### [Work item]
Where a line of the records holds the string "精工线切割弓坯", copy that line.

### [Supplied information]
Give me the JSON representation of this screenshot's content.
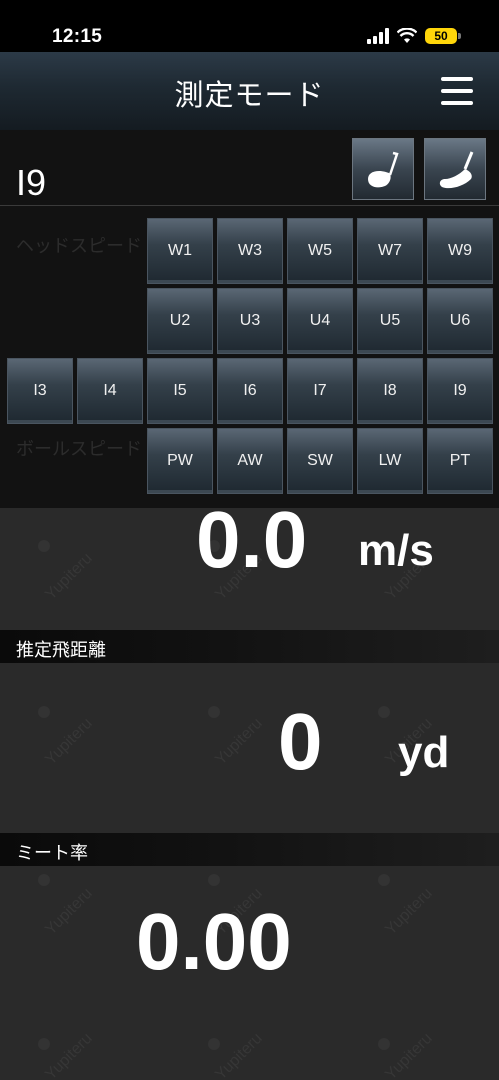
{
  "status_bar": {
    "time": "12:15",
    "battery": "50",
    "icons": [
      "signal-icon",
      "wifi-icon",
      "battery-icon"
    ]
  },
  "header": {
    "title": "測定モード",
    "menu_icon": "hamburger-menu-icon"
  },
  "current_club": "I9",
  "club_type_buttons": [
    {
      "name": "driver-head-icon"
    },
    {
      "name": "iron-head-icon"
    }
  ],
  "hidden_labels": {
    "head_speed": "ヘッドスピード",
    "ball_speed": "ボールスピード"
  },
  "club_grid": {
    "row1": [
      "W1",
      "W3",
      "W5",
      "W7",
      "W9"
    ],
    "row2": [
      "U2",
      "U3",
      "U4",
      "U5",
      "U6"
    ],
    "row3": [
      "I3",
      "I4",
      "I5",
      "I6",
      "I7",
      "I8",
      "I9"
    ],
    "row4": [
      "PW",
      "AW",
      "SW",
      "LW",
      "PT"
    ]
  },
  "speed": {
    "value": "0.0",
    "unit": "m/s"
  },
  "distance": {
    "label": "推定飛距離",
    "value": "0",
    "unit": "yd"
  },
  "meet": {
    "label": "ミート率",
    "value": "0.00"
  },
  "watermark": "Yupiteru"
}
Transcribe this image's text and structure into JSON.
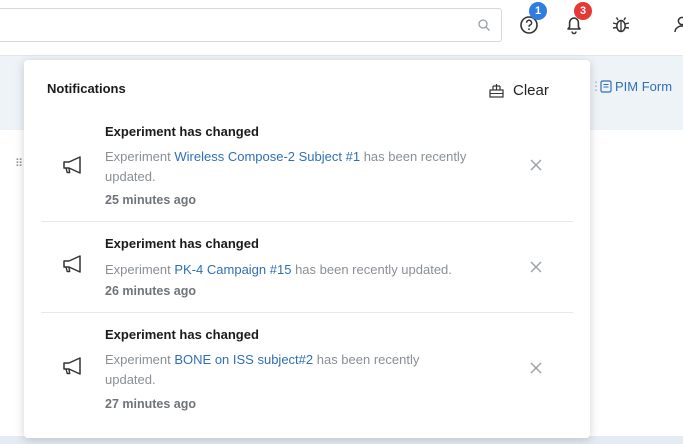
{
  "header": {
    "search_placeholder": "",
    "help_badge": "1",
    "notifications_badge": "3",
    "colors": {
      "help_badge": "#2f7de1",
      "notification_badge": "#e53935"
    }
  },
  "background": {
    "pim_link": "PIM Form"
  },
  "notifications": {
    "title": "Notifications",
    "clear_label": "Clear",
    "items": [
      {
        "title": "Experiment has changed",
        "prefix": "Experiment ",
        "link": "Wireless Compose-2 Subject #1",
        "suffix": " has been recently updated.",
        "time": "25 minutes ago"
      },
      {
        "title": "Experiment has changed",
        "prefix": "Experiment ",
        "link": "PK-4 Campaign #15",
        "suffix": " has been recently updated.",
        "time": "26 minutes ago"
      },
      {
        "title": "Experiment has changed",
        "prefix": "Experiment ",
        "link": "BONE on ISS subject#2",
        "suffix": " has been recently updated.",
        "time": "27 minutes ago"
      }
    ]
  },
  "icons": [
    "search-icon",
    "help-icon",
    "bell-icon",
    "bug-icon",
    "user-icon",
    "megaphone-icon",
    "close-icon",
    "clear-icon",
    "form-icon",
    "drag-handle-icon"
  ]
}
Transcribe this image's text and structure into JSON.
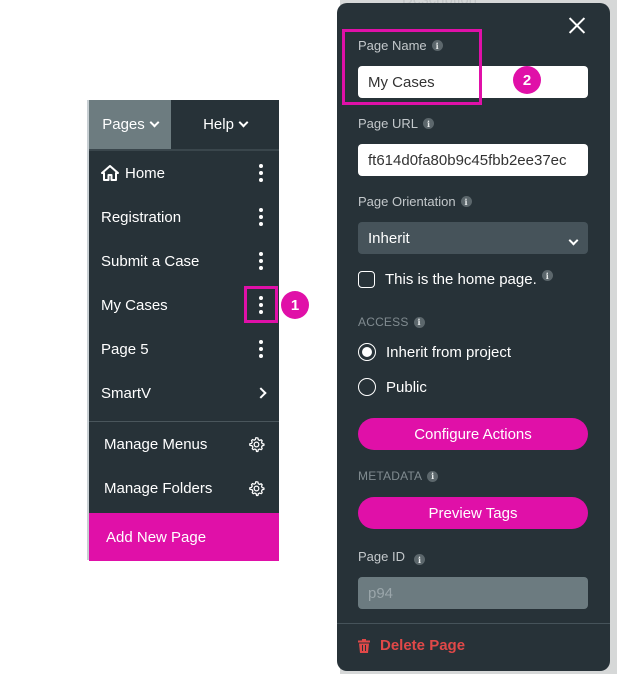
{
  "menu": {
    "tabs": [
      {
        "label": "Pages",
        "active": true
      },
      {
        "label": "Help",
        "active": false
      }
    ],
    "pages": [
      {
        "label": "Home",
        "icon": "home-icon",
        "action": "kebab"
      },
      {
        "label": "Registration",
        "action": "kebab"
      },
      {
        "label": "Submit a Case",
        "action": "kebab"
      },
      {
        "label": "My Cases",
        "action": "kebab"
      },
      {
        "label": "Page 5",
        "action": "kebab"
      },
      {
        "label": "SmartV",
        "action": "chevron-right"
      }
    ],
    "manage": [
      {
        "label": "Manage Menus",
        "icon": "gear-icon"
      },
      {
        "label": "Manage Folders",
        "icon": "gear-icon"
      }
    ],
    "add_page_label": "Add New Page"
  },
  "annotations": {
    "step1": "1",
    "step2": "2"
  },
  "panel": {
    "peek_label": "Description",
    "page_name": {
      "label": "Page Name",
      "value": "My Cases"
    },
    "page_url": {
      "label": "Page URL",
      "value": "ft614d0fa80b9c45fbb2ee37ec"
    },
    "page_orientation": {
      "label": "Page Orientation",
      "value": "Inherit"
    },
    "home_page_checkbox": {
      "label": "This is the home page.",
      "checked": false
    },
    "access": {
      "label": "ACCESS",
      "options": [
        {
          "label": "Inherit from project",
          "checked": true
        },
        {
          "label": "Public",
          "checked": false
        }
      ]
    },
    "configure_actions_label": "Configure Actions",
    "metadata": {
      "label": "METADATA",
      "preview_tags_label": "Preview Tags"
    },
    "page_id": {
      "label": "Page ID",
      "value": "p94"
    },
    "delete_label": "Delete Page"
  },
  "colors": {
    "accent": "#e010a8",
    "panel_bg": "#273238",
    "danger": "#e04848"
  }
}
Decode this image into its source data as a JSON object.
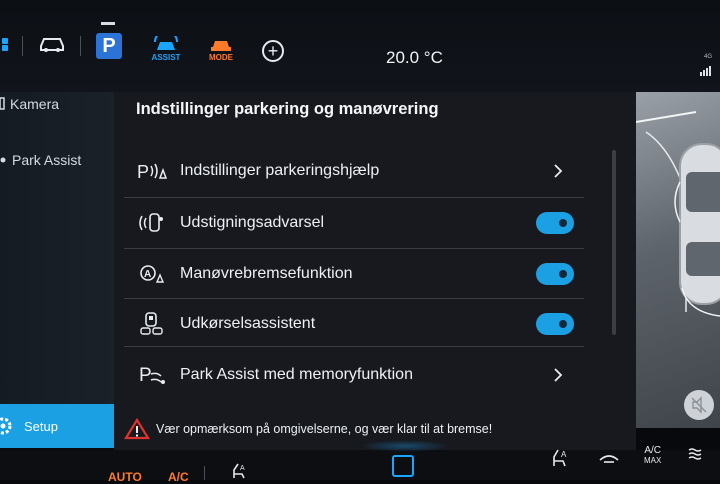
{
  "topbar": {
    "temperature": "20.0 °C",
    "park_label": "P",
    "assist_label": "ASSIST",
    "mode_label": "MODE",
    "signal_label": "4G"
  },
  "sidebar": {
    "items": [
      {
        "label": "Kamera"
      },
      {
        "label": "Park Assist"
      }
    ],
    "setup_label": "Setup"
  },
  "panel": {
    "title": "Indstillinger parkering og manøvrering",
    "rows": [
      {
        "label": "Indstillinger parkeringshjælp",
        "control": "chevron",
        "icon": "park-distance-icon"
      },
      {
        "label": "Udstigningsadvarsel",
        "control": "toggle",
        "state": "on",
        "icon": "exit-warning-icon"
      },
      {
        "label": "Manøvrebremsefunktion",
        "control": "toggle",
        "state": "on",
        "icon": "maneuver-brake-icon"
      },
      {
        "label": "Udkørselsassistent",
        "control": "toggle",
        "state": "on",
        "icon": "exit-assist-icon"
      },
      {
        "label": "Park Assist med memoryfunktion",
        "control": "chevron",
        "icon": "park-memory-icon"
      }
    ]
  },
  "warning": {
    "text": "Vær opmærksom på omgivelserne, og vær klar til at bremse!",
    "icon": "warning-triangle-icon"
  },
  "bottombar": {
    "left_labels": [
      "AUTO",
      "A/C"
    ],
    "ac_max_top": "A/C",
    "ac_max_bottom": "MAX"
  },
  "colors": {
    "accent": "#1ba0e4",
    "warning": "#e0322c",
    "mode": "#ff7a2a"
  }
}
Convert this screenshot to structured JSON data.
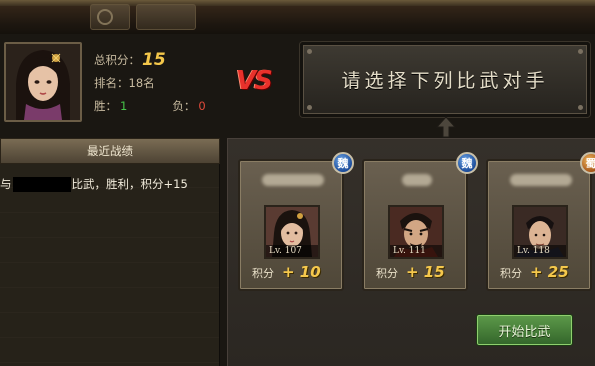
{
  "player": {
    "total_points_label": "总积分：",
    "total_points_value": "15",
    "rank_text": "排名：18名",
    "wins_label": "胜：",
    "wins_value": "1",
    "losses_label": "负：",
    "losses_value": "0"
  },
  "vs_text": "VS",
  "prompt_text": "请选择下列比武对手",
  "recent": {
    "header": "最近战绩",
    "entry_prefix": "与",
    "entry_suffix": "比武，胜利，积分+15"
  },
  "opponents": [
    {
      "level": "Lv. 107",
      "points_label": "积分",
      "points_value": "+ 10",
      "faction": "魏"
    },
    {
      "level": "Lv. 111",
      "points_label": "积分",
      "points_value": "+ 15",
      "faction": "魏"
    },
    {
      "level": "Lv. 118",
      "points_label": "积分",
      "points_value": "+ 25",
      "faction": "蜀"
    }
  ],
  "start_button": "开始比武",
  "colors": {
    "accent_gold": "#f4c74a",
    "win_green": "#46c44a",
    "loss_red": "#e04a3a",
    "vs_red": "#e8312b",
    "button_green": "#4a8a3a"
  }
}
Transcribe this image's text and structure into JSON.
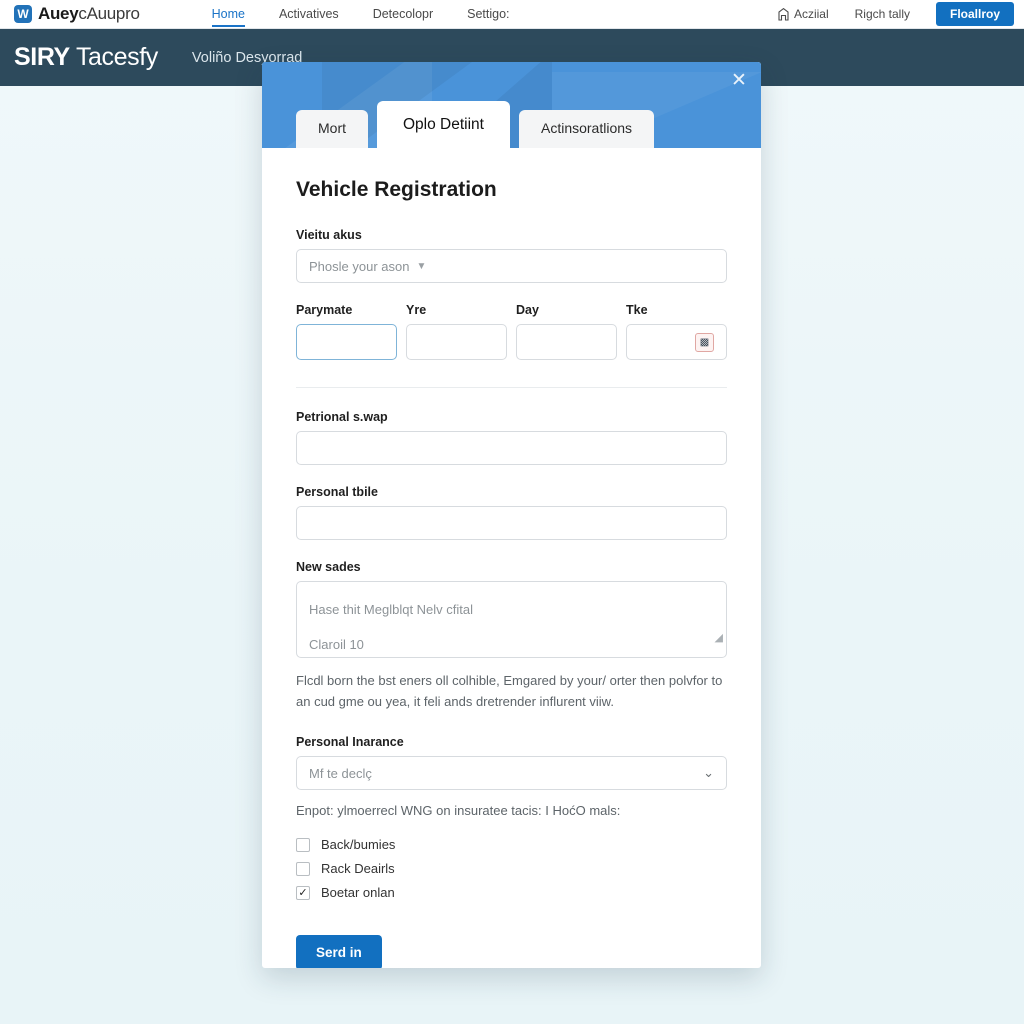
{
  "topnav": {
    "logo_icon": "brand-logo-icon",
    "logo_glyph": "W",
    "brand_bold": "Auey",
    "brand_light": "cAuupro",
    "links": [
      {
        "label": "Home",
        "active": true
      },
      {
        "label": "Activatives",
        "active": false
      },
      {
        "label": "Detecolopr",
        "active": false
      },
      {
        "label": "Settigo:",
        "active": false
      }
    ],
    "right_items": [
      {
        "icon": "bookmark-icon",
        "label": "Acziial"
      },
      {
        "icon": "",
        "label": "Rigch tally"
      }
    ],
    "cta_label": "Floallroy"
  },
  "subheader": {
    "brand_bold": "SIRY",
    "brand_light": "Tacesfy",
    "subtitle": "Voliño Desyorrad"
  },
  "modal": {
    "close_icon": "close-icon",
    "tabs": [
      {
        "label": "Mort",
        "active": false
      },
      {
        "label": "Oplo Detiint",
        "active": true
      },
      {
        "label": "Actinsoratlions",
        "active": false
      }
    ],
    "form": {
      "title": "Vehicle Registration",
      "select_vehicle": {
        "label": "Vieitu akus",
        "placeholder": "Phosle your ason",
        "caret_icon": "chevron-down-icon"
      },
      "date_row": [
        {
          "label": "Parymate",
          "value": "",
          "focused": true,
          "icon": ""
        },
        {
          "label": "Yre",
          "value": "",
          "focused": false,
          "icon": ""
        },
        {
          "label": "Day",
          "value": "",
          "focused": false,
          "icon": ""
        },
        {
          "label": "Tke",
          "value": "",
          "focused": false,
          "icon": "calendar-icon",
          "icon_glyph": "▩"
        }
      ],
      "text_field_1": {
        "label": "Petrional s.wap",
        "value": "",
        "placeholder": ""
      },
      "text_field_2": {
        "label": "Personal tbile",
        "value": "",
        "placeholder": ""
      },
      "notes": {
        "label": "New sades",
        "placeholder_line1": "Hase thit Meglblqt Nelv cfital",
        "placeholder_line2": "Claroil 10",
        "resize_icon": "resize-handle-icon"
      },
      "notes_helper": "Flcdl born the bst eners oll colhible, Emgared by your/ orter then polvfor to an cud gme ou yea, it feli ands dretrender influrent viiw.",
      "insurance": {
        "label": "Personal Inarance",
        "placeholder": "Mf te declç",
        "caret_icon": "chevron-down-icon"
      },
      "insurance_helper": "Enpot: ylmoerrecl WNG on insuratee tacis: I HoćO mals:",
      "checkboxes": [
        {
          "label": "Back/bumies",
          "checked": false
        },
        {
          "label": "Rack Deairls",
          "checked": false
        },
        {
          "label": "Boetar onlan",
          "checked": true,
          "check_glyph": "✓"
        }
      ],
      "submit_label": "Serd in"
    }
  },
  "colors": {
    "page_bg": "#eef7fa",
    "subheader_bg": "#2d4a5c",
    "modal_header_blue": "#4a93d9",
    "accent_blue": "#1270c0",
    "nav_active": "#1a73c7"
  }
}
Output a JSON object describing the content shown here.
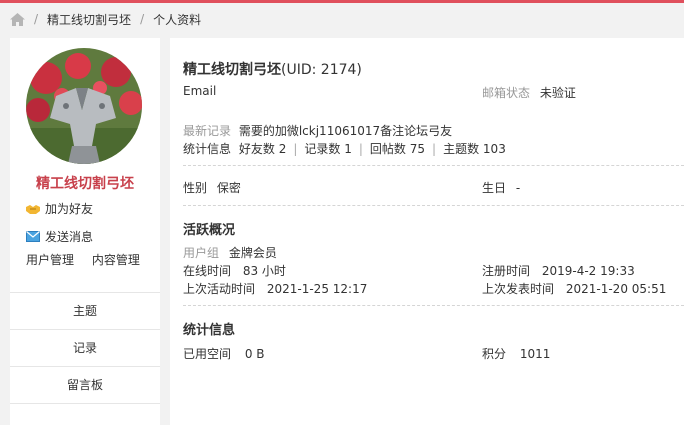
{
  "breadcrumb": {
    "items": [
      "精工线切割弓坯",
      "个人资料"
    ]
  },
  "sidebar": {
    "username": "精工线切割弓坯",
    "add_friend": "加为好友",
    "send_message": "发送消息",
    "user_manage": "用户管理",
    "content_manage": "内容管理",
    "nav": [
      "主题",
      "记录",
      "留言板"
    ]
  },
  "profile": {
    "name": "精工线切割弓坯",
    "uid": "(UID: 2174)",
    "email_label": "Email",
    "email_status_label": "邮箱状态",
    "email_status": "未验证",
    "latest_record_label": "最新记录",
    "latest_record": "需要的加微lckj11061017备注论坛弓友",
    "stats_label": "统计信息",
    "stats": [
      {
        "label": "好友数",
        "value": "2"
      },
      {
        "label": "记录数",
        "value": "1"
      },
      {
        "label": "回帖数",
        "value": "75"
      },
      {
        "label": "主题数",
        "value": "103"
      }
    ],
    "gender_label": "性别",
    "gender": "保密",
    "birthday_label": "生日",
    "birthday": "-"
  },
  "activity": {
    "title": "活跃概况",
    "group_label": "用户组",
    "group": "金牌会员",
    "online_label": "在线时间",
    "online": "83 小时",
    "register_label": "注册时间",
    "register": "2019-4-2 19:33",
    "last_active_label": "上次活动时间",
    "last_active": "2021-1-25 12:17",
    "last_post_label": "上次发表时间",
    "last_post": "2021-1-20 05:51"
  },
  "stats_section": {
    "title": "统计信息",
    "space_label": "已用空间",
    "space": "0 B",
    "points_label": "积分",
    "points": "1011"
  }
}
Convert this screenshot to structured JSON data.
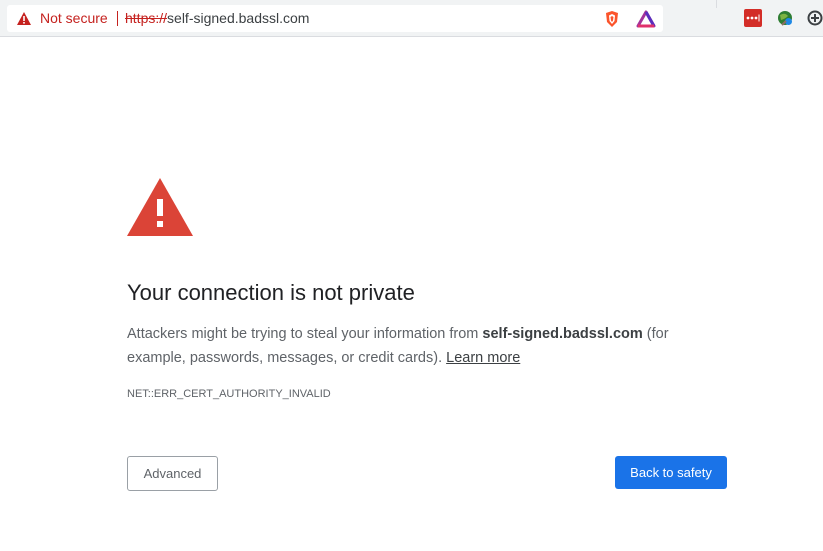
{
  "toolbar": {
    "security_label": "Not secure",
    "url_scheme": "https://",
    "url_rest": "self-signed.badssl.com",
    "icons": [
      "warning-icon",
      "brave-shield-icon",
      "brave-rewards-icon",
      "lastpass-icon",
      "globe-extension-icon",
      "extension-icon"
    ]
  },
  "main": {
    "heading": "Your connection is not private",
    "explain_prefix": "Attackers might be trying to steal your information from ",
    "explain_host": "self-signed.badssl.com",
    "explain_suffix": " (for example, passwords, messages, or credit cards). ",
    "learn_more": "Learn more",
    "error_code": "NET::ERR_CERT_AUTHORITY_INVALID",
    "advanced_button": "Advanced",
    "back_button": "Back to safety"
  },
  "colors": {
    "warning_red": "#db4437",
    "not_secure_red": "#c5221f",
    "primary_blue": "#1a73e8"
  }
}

### [Result]
      "精工线切割弓坯",
    "username": "精工线切割弓坯",
    "name": "精工线切割弓坯",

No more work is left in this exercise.